- A controller using a 20M bit per second bus and a microprocessor capable of 8 MIPS (million instructions per second),
- A controller using a 100M bit per second bus and a microprocessor capable of 8 MIPS.
Looking solely at this comparison, it would seem as though system two is the better choice. It uses a higher speed bus with the same processor.
But before making a choice, take a look at the command language complexity and the application complexity of the two systems. Let's say that the first system is using a relatively simplistic motion control language and executing a very basic pick-and-place application, while the second system is using a more complex programming language and performing a data-intensive cam profiling application. Now the decision as to which system is better has become more difficult. Although system two uses a higher speed bus, the processor may need more time to handle all the information being sent to it. In fact, the 8 MIPS processor may not even be able to handle all the information being sent over the 20 Mbps bus, which negates the higher speed bus of system two.
Does all of this sound confusing? It should, because it takes much more knowledge than just the maximum data transmission rates of a certain bus to determine if it will solve an application. The lesson here is that you really need to investigate the application and controller parameters of the system before making a selection.
The second issue, regarding Ethernet's nondeterministic nature, needs some investigation as well. First of all, what is it that causes Ethernet to be nondeterministic? The answer is network traffic. Network traffic, or data from other devices on the same network, can cause collisions of data. A collision occurs when two stations on a network attempt to transmit at exactly the same time. When this happens, Ethernet uses a back-off algorithm that randomly assigns a time delay to each station before it can retransmit its data. This ensures that collisions are handled quickly and fairly, usually within microseconds of collision detection.
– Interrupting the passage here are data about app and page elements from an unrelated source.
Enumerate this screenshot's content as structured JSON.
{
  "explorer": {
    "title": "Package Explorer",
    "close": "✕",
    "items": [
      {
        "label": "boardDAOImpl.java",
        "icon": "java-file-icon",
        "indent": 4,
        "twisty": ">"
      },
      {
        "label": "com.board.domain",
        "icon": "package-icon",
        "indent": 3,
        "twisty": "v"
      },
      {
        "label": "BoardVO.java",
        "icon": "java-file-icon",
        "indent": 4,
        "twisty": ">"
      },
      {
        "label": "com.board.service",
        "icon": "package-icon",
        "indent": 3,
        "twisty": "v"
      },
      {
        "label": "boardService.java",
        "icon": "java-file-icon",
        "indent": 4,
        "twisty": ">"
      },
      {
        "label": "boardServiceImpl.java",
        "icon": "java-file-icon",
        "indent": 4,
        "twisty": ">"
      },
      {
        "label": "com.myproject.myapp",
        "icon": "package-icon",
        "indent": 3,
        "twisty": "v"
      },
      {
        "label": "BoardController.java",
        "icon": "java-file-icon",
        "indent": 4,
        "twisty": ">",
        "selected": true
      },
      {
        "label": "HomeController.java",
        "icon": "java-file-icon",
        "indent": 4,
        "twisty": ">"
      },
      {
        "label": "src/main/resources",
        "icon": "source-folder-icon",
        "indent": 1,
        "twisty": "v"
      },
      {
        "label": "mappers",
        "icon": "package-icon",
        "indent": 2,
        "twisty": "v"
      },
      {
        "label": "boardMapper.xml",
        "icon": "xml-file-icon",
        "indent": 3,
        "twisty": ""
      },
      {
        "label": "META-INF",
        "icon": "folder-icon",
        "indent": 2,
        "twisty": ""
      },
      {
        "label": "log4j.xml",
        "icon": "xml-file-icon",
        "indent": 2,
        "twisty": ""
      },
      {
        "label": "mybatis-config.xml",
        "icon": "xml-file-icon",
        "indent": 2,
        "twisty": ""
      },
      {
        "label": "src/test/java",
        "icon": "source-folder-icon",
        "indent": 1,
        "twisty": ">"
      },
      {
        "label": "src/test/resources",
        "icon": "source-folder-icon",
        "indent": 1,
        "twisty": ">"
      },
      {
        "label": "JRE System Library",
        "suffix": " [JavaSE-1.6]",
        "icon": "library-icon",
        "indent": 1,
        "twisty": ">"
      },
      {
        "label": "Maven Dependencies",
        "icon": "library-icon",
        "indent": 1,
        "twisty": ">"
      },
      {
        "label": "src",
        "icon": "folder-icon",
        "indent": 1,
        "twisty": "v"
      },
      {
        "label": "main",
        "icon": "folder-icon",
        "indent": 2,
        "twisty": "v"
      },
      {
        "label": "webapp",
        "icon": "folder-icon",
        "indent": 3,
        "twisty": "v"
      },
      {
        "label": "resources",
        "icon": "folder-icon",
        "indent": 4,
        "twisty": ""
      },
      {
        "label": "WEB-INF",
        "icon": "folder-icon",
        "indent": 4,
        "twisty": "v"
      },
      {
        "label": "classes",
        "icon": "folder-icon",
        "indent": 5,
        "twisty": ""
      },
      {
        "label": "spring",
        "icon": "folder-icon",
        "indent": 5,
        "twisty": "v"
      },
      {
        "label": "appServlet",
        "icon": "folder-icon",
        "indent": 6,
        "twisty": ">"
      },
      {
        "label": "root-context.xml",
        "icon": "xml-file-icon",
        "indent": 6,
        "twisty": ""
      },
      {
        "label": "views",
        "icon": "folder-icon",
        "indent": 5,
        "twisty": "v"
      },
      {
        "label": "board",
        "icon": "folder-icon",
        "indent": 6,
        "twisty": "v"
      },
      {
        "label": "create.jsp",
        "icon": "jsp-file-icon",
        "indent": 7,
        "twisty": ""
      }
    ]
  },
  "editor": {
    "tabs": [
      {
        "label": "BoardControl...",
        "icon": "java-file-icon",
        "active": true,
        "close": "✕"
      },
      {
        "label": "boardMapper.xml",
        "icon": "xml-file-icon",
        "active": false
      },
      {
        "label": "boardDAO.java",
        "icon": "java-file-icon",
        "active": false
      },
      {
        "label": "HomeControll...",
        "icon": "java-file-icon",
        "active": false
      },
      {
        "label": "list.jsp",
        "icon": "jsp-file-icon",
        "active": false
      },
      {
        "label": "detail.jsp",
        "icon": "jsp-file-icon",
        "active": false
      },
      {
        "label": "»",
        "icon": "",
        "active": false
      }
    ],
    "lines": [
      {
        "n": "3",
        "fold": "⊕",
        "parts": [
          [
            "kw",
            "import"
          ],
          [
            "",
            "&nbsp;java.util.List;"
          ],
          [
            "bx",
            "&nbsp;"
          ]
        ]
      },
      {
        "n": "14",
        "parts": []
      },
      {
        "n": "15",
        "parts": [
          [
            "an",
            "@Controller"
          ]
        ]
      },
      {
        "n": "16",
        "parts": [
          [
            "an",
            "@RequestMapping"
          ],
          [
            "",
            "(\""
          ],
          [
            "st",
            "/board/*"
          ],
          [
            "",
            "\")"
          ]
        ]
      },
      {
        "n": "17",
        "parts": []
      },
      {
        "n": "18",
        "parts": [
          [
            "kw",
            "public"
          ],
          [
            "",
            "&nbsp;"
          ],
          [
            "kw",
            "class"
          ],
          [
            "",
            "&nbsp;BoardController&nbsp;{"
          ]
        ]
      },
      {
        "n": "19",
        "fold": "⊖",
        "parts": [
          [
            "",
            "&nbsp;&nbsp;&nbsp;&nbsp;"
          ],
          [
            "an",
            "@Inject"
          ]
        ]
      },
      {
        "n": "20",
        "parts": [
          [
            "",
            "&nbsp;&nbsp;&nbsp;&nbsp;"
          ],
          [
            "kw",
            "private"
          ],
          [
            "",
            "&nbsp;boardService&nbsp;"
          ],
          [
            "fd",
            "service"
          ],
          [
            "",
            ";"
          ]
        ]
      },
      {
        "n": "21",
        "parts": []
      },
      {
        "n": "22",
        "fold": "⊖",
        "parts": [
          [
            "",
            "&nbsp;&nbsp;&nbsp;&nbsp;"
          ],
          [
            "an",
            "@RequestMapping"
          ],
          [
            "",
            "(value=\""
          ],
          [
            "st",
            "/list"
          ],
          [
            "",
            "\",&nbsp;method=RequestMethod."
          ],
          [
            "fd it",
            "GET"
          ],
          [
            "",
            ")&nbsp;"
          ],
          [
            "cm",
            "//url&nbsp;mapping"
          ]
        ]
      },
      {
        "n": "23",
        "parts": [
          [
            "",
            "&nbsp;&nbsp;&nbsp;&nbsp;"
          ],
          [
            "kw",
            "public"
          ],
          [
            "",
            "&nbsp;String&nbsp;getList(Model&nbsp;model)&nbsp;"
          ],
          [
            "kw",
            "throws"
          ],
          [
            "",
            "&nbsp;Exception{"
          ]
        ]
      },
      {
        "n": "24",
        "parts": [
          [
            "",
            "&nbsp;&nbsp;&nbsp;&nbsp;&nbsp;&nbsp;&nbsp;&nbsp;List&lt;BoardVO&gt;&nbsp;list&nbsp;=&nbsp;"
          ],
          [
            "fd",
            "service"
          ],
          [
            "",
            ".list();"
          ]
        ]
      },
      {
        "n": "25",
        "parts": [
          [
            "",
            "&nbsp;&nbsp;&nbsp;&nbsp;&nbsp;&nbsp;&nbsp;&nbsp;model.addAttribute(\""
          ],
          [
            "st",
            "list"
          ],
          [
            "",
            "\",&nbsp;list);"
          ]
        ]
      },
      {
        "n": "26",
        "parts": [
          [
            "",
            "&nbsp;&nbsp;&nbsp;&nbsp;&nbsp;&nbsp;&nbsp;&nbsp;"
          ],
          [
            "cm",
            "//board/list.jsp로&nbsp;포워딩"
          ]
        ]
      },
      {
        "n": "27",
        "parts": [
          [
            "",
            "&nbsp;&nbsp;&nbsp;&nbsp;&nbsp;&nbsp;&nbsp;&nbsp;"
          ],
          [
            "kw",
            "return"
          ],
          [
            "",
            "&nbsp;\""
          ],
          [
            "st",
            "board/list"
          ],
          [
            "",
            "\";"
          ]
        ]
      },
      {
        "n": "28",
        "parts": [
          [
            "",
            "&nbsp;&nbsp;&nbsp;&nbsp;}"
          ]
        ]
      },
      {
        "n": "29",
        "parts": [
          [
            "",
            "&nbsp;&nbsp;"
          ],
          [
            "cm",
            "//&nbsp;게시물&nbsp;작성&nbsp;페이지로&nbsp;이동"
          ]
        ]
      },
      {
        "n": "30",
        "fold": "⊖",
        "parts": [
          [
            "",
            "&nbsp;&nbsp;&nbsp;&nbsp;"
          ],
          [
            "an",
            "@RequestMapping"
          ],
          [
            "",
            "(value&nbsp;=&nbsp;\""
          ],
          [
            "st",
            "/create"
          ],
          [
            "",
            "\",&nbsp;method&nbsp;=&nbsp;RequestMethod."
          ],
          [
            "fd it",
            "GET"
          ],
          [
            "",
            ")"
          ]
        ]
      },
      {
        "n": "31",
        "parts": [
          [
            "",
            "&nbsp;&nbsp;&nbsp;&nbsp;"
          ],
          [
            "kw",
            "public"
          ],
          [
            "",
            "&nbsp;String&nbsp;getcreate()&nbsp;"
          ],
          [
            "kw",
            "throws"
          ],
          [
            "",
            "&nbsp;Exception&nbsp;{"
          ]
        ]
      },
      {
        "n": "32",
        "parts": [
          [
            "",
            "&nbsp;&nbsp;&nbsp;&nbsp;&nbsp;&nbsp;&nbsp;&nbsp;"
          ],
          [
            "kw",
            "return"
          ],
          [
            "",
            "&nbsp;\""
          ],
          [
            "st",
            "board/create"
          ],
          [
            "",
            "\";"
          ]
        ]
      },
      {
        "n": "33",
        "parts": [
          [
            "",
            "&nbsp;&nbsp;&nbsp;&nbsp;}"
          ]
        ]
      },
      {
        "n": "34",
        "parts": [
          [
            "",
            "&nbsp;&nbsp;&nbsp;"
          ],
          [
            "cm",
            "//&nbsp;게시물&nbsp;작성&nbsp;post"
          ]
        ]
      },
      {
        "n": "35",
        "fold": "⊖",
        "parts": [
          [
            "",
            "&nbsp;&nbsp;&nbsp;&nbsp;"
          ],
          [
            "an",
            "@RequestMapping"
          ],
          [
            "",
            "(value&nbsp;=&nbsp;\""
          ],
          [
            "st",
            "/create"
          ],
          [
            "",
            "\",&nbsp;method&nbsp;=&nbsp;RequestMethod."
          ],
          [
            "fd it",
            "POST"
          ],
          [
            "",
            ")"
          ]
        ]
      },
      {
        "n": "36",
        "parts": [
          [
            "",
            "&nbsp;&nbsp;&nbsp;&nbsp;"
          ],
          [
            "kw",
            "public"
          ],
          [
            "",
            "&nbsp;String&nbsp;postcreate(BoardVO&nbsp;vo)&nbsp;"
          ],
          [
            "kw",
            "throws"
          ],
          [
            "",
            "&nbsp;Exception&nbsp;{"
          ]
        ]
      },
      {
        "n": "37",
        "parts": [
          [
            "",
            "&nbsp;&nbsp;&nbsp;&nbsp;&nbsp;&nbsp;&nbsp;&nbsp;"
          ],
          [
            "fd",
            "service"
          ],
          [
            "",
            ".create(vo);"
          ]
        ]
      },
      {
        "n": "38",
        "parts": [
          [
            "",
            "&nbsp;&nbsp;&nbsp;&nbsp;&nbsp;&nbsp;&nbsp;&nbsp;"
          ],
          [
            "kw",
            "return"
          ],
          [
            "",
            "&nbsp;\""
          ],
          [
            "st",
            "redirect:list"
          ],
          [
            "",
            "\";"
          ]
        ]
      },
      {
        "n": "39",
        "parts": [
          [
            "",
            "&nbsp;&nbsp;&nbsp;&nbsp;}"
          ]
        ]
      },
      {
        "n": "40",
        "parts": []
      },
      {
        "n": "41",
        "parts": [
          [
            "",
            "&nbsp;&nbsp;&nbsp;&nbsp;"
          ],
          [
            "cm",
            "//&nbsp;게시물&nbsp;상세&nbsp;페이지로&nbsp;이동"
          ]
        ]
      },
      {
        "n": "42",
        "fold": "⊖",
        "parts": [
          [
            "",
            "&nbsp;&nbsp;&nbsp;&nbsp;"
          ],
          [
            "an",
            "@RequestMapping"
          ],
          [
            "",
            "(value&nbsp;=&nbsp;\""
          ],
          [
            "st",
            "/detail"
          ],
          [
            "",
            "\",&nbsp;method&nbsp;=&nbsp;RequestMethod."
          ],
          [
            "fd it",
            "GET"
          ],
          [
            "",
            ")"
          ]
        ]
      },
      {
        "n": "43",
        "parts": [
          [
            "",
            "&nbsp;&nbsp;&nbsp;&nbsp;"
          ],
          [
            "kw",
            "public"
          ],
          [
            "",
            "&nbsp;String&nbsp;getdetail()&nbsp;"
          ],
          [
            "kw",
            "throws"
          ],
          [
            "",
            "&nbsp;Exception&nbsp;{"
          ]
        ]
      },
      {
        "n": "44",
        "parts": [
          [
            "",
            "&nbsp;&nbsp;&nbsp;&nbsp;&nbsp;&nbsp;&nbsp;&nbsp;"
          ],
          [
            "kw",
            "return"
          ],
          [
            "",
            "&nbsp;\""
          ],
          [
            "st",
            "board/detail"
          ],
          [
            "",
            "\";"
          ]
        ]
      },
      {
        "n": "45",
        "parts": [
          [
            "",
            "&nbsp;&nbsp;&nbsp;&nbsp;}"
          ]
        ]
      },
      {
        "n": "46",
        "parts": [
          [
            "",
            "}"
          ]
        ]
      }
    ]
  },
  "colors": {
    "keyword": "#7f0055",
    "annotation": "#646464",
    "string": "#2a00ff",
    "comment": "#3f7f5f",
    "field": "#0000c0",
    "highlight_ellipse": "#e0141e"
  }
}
For applications that do not require timing-critical data exchange, this isn't likely to a problem and probably will never be noticed. However, where data exchange timing is critical, how can Ethernet collision problems be avoided? The solution is simple: by using a closed network. A closed network is one in which only the controller and host computer are connected. Data is exchanged between two devices, which eliminates the possibility of network traffic causing collisions. This is now a system in which data transmission times are repeatable, and the user receives all the benefits of integrating Ethernet.
If an application absolutely requires linking multiple controllers via Ethernet, a closed network consisting of only the controllers and computers communicating will eliminate most of the network traffic from things like random e-mails and web browser sessions. This will ensure a data transmission time that is rapid and reliable.
The controller of the future
The controller of the future will have the ability to solve complex motion tasks, communicate with a wide variety of machine control elements, and allow simple and low-cost connections to the rest of the machine.
Through the use of Ethernet, a stand-alone motion controller fits within machine control schemes using PLCs or PCs with one efficient industrial package.
Motion control can be a complicated task. However, emerging communication technologies have come together with the motion industry to greatly simplify problems facing machine builders.
About the author
Bill Green is product planning manager at Parker Hannifin, Compumotor Division. He holds a bachelor's degree in mechanical engineering from University of Wisconsin, and has more than ten years experience in the motion control industry.